Show all lines of the entries in which the word "facing" is found.

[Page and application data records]
------------------------
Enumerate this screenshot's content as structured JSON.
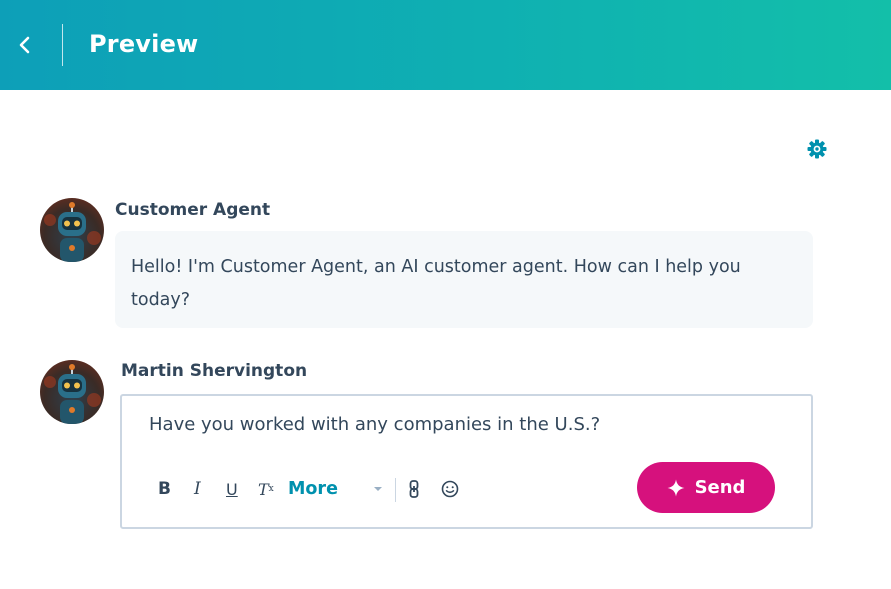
{
  "header": {
    "title": "Preview",
    "gradient": [
      "#0d9fb8",
      "#13bfa9"
    ]
  },
  "icons": {
    "back": "chevron-left-icon",
    "settings": "gear-icon",
    "link": "link-icon",
    "emoji": "emoji-icon",
    "send": "sparkle-icon"
  },
  "messages": [
    {
      "sender": "Customer Agent",
      "text": "Hello! I'm Customer Agent, an AI customer agent. How can I help you today?"
    }
  ],
  "composer": {
    "sender": "Martin Shervington",
    "value": "Have you worked with any companies in the U.S.?",
    "toolbar": {
      "bold": "B",
      "italic": "I",
      "underline": "U",
      "clear_format": "T",
      "clear_format_sub": "x",
      "more": "More"
    },
    "send_label": "Send"
  },
  "colors": {
    "accent": "#0091ae",
    "send": "#d6117d",
    "text": "#33475b"
  }
}
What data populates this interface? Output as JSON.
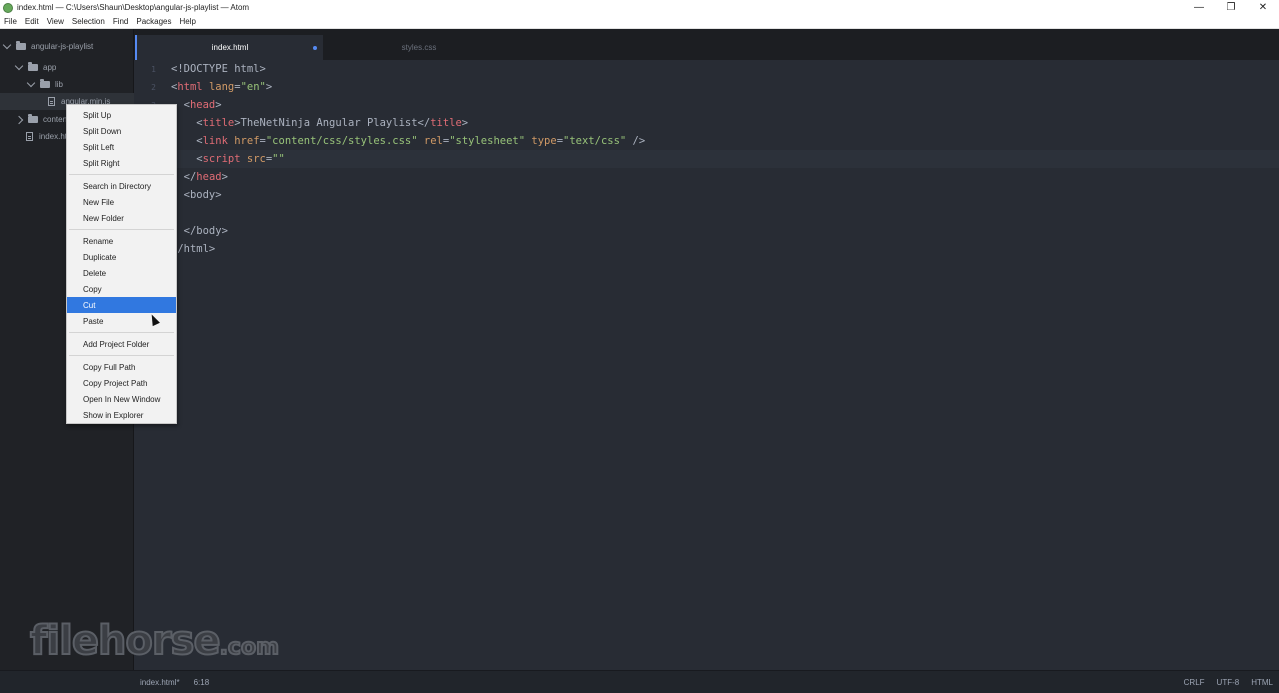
{
  "window": {
    "title": "index.html — C:\\Users\\Shaun\\Desktop\\angular-js-playlist — Atom",
    "controls": [
      "—",
      "❐",
      "✕"
    ]
  },
  "menubar": [
    "File",
    "Edit",
    "View",
    "Selection",
    "Find",
    "Packages",
    "Help"
  ],
  "tree": {
    "project": "angular-js-playlist",
    "items": [
      {
        "label": "app",
        "kind": "folder",
        "expanded": true
      },
      {
        "label": "lib",
        "kind": "folder",
        "expanded": true
      },
      {
        "label": "angular.min.js",
        "kind": "file",
        "selected": true
      },
      {
        "label": "content",
        "kind": "folder",
        "expanded": false
      },
      {
        "label": "index.html",
        "kind": "file"
      }
    ]
  },
  "tabs": [
    {
      "label": "index.html",
      "active": true,
      "modified": true
    },
    {
      "label": "styles.css",
      "active": false,
      "modified": false
    }
  ],
  "editor": {
    "line_numbers": [
      "1",
      "2",
      "3"
    ]
  },
  "context_menu": {
    "items": [
      "Split Up",
      "Split Down",
      "Split Left",
      "Split Right",
      "Search in Directory",
      "New File",
      "New Folder",
      "Rename",
      "Duplicate",
      "Delete",
      "Copy",
      "Cut",
      "Paste",
      "Add Project Folder",
      "Copy Full Path",
      "Copy Project Path",
      "Open In New Window",
      "Show in Explorer"
    ],
    "highlighted": "Cut"
  },
  "statusbar": {
    "file": "index.html*",
    "cursor": "6:18",
    "line_ending": "CRLF",
    "encoding": "UTF-8",
    "grammar": "HTML"
  },
  "watermark": {
    "text": "filehorse",
    "suffix": ".com"
  },
  "colors": {
    "accent": "#568af2",
    "menu_highlight": "#3178e0",
    "tag": "#e06c75",
    "attribute": "#d19a66",
    "string": "#98c379"
  }
}
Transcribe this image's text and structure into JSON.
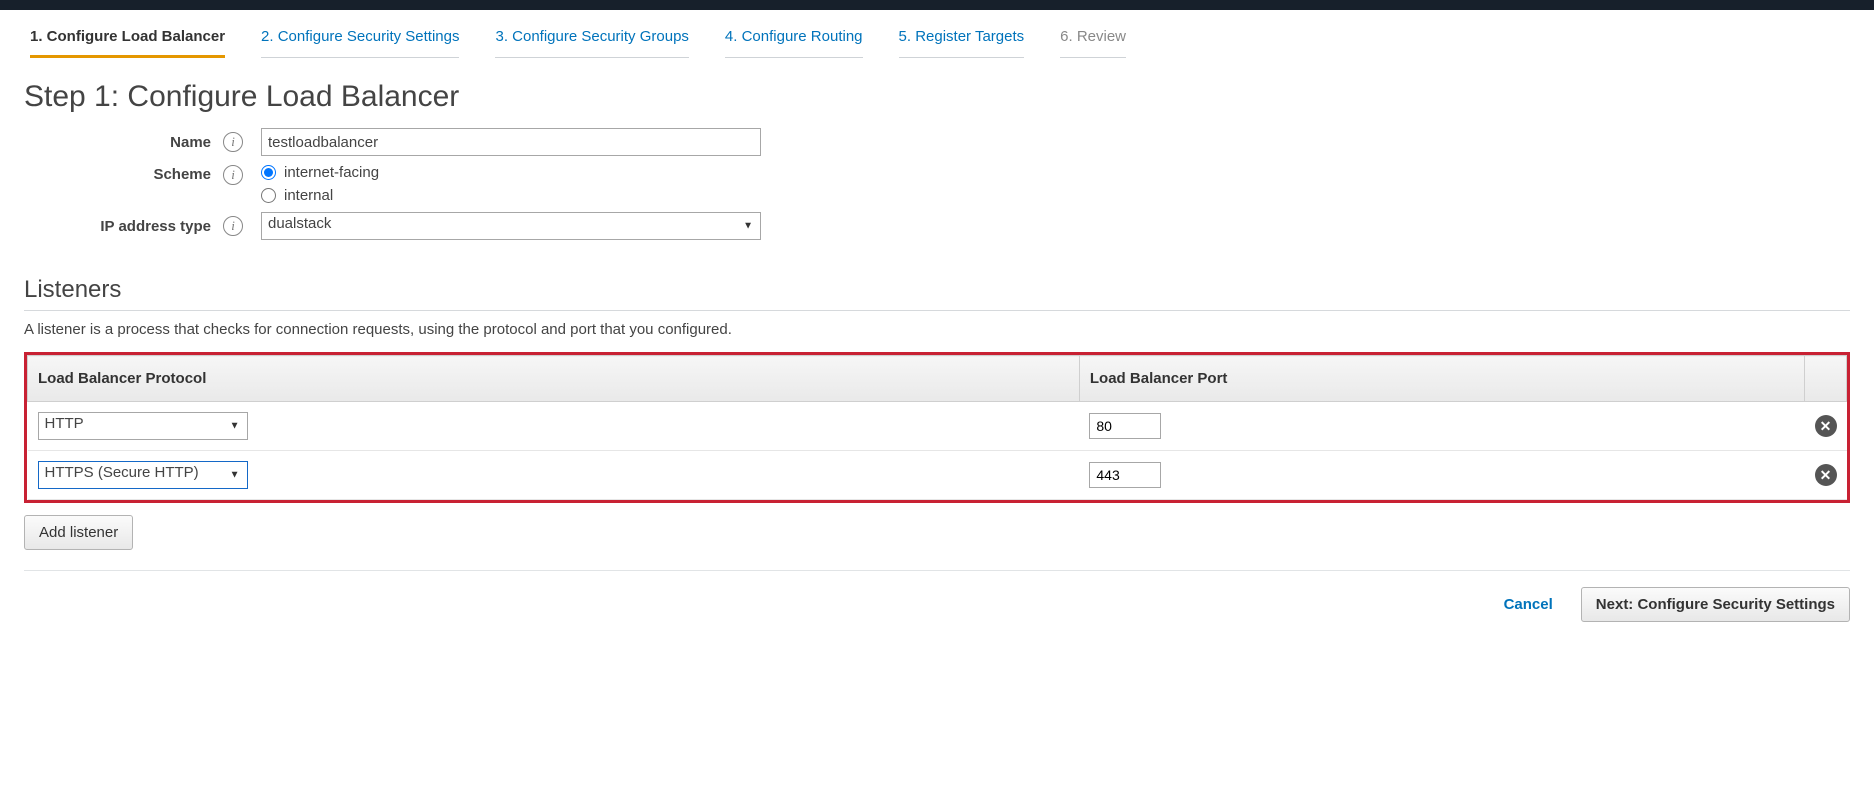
{
  "wizard": {
    "tabs": [
      {
        "label": "1. Configure Load Balancer",
        "state": "active"
      },
      {
        "label": "2. Configure Security Settings",
        "state": "link"
      },
      {
        "label": "3. Configure Security Groups",
        "state": "link"
      },
      {
        "label": "4. Configure Routing",
        "state": "link"
      },
      {
        "label": "5. Register Targets",
        "state": "link"
      },
      {
        "label": "6. Review",
        "state": "disabled"
      }
    ]
  },
  "step": {
    "title": "Step 1: Configure Load Balancer"
  },
  "form": {
    "name_label": "Name",
    "name_value": "testloadbalancer",
    "scheme_label": "Scheme",
    "scheme_options": {
      "internet_facing": "internet-facing",
      "internal": "internal"
    },
    "scheme_selected": "internet-facing",
    "ip_type_label": "IP address type",
    "ip_type_value": "dualstack"
  },
  "listeners": {
    "section_title": "Listeners",
    "description": "A listener is a process that checks for connection requests, using the protocol and port that you configured.",
    "columns": {
      "protocol": "Load Balancer Protocol",
      "port": "Load Balancer Port"
    },
    "rows": [
      {
        "protocol": "HTTP",
        "port": "80",
        "selected": false
      },
      {
        "protocol": "HTTPS (Secure HTTP)",
        "port": "443",
        "selected": true
      }
    ],
    "add_button": "Add listener"
  },
  "footer": {
    "cancel": "Cancel",
    "next": "Next: Configure Security Settings"
  },
  "icons": {
    "info": "i",
    "remove": "✕"
  }
}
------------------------
SOLVED PROBLEM:
      "internet_facing": "internet-facing",
    "scheme_selected": "internet-facing",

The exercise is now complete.